Can a 509(a)(3) supporting organization drop that classification and return to status as a 501(c)(3) public charity without the consent of the supported organization?
Perhaps. But I am not sure why you would want to change without the approval of the supported organization.
Supporting organization status is an IRS classification that allows many charities to be effectively considered public charities even though they do not meet the regular public support tests set out in sections 509(a)(1) or 509(a)(2) of the Tax Code. (See Ready Reference Page: “Calculating Public Support Percentage”) The classification is open to those that are organized and operated exclusively for the benefit of the supported organization(s) and are “operated, supervised, or controlled by or in connection with such organization.” (See Ready Reference Page: “Supporting Organizations Qualify as Public Charities”).
IRS Form 8940 allows an organization to request a change in its foundation status and its treatment for tax purposes, assuming, of course, that you currently meet the public support requirements. But the change in status, by itself, would not change the supporting organization’s governing documents. If you are organized exclusively to support the XYZ charity, you could be classified as a public charity but still have the limitation on your purpose to support the XYZ charity. If the XYZ charity appoints all of the members of your board, the classification as publicly supported would not by itself change the way your board is appointed. Well written bylaws would not let you change critical provisions of your governing documents like these without the approval of the supported organization.
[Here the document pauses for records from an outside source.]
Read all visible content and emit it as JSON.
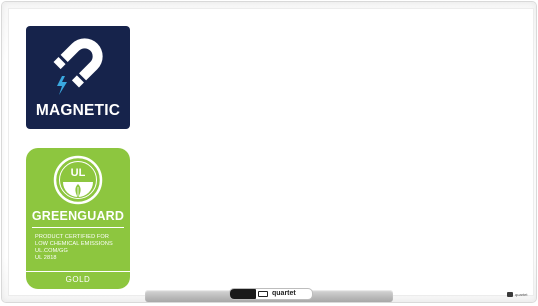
{
  "magnetic_badge": {
    "label": "MAGNETIC",
    "icon": "horseshoe-magnet-icon",
    "background": "#16234b",
    "accent": "#3aa8e0"
  },
  "greenguard_badge": {
    "logo_text": "UL",
    "icon": "ul-greenguard-leaf-icon",
    "title": "GREENGUARD",
    "lines": [
      "PRODUCT CERTIFIED FOR",
      "LOW CHEMICAL EMISSIONS",
      "UL.COM/GG",
      "UL 2818"
    ],
    "tier": "GOLD",
    "background": "#8dc63f"
  },
  "marker": {
    "brand": "quartet"
  },
  "corner_logo": {
    "text": "quartet"
  }
}
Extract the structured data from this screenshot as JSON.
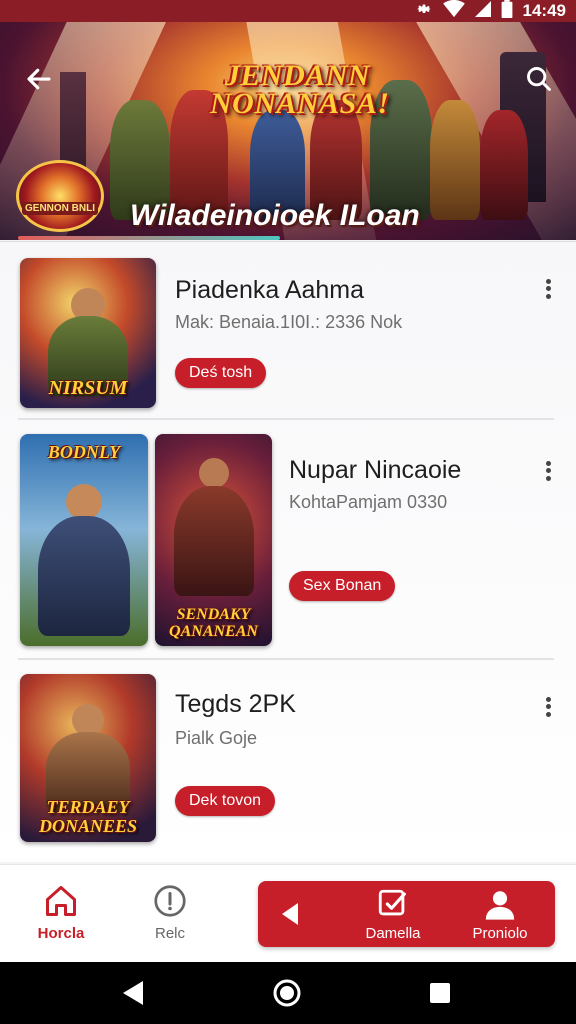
{
  "status_bar": {
    "time": "14:49",
    "icons": [
      "settings-icon",
      "wifi-icon",
      "signal-icon",
      "battery-icon"
    ]
  },
  "hero": {
    "title": "JENDANN NONANASA!",
    "subtitle": "Wiladeinoioek ILoan",
    "emblem_text": "GENNON BNLI",
    "back_icon": "back-arrow-icon",
    "search_icon": "search-icon"
  },
  "items": [
    {
      "title": "Piadenka Aahma",
      "subtitle": "Mak: Benaia.1I0I.: 2336 Nok",
      "button": "Deś tosh",
      "thumb_labels": [
        "NIRSUM"
      ]
    },
    {
      "title": "Nupar Nincaoie",
      "subtitle": "KohtaPamjam 0330",
      "button": "Sex Bonan",
      "thumb_labels": [
        "BODNLY",
        "SENDAKY QANANEAN"
      ]
    },
    {
      "title": "Tegds 2PK",
      "subtitle": "Pialk Goje",
      "button": "Dek tovon",
      "thumb_labels": [
        "TERDAEY DONANEES"
      ]
    }
  ],
  "bottom_nav": {
    "items": [
      {
        "label": "Horcla",
        "icon": "home-icon"
      },
      {
        "label": "Relc",
        "icon": "info-icon"
      },
      {
        "label": "Damella",
        "icon": "edit-icon"
      },
      {
        "label": "Proniolo",
        "icon": "person-icon"
      }
    ],
    "back_icon": "play-left-icon"
  },
  "colors": {
    "accent": "#c71f2a",
    "status_bar": "#8a1d26",
    "active_nav": "#c71f2a"
  }
}
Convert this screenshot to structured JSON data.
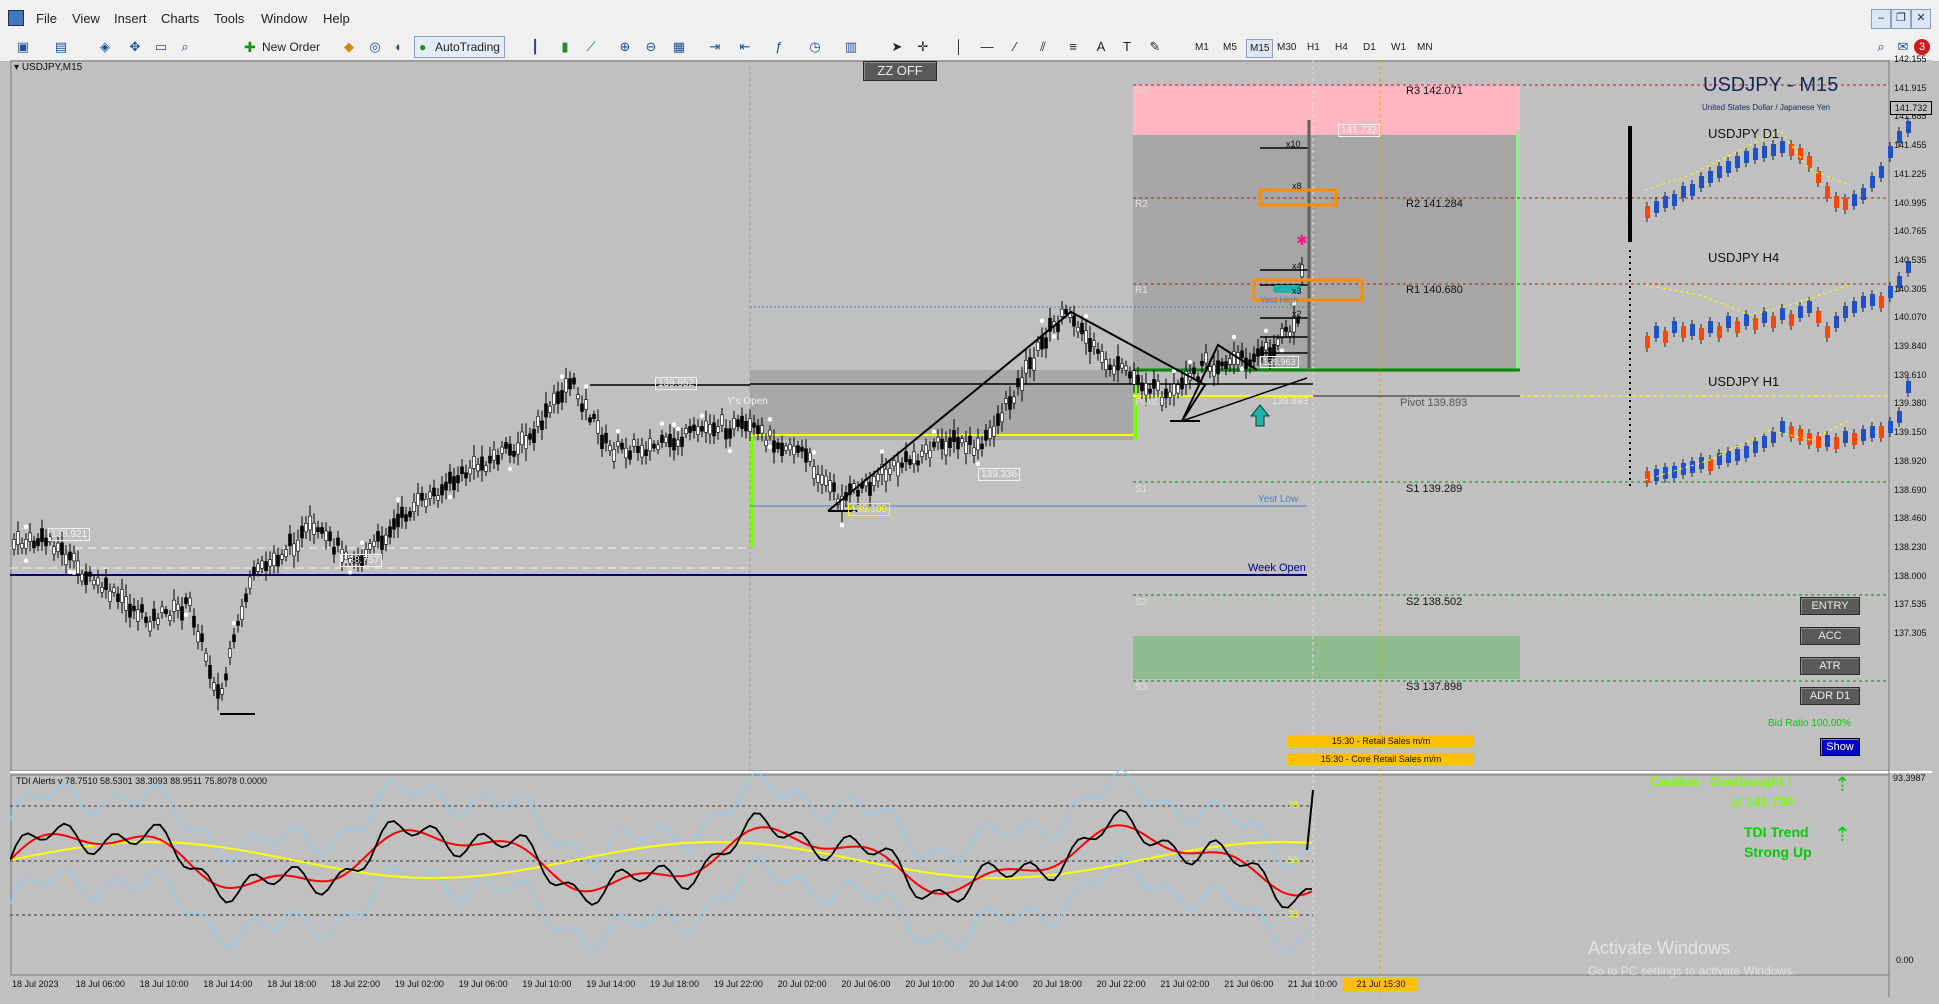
{
  "menu": {
    "items": [
      "File",
      "View",
      "Insert",
      "Charts",
      "Tools",
      "Window",
      "Help"
    ]
  },
  "toolbar": {
    "new_order": "New Order",
    "autotrading": "AutoTrading",
    "timeframes": [
      "M1",
      "M5",
      "M15",
      "M30",
      "H1",
      "H4",
      "D1",
      "W1",
      "MN"
    ],
    "active_timeframe": "M15",
    "notification_badge": "3"
  },
  "chart": {
    "symbol_label": "USDJPY,M15",
    "zz_button": "ZZ OFF",
    "title": "USDJPY - M15",
    "subtitle": "United States Dollar / Japanese Yen",
    "pivot_labels": {
      "r3": "R3 142.071",
      "r2": "R2 141.284",
      "r1": "R1 140.680",
      "pivot": "Pivot 139.893",
      "s1": "S1 139.289",
      "s2": "S2 138.502",
      "s3": "S3 137.898",
      "r3_short": "R3",
      "r2_short": "R2",
      "r1_short": "R1",
      "pivot_short": "Pivot",
      "s1_short": "S1",
      "s2_short": "S2",
      "s3_short": "S3"
    },
    "level_labels": {
      "ys_open": "Y's Open",
      "yest_low": "Yest Low",
      "week_open": "Week Open",
      "yest_high": "Yest High"
    },
    "price_tags": [
      "138.921",
      "138.757",
      "139.952",
      "139.336",
      "139.100",
      "141.732",
      "139.893",
      "139.963"
    ],
    "mini_charts": [
      "USDJPY D1",
      "USDJPY H4",
      "USDJPY H1"
    ],
    "side_buttons": [
      "ENTRY",
      "ACC",
      "ATR",
      "ADR D1"
    ],
    "bid_ratio": "Bid Ratio 100.00%",
    "show_button": "Show",
    "events": [
      "15:30 - Retail Sales m/m",
      "15:30 - Core Retail Sales m/m"
    ],
    "multipliers": [
      "x10",
      "x8",
      "x4",
      "x3",
      "x2"
    ],
    "price_axis": [
      "142.155",
      "141.915",
      "141.685",
      "141.455",
      "141.225",
      "140.995",
      "140.765",
      "140.535",
      "140.305",
      "140.070",
      "139.840",
      "139.610",
      "139.380",
      "139.150",
      "138.920",
      "138.690",
      "138.460",
      "138.230",
      "138.000",
      "137.535",
      "137.305"
    ],
    "current_price": "141.732"
  },
  "indicator": {
    "label": "TDI Alerts v 78.7510 58.5301 38.3093 88.9511 75.8078 0.0000",
    "caution": "Caution - Overbought !",
    "caution_price": "@ 141.730",
    "trend_title": "TDI Trend",
    "trend_value": "Strong Up",
    "levels": [
      "78",
      "50",
      "23"
    ],
    "axis_top": "93.3987",
    "axis_bottom": "0.00"
  },
  "time_axis": [
    "18 Jul 2023",
    "18 Jul 06:00",
    "18 Jul 10:00",
    "18 Jul 14:00",
    "18 Jul 18:00",
    "18 Jul 22:00",
    "19 Jul 02:00",
    "19 Jul 06:00",
    "19 Jul 10:00",
    "19 Jul 14:00",
    "19 Jul 18:00",
    "19 Jul 22:00",
    "20 Jul 02:00",
    "20 Jul 06:00",
    "20 Jul 10:00",
    "20 Jul 14:00",
    "20 Jul 18:00",
    "20 Jul 22:00",
    "21 Jul 02:00",
    "21 Jul 06:00",
    "21 Jul 10:00"
  ],
  "time_highlight": "21 Jul 15:30",
  "watermark": {
    "line1": "Activate Windows",
    "line2": "Go to PC settings to activate Windows."
  },
  "colors": {
    "bg": "#c0c0c0",
    "r3_zone": "#ffb6c1",
    "s3_zone": "#8fbc8f",
    "week_open": "#000080",
    "yellow": "#ffff00",
    "lime": "#00ff00",
    "tdi_red": "#ff0000",
    "tdi_blue": "#87cefa"
  }
}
You don’t say why you want to change your classification. If you want to change only your classification, and not your powers or structure, you may be able to do it without approval, although there would be no reason not to obtain approval if you are going to continue your support. If you are doing it to change your powers or your structure, you probably cannot change without approval. But not all governing documents are well written to protect the interests of the supported organization, and you may be able to act unilaterally without any approval. That’s not likely to engender good relations with your currently supported organization, however, and at least a “heads up” might help reduce the risks of litigation.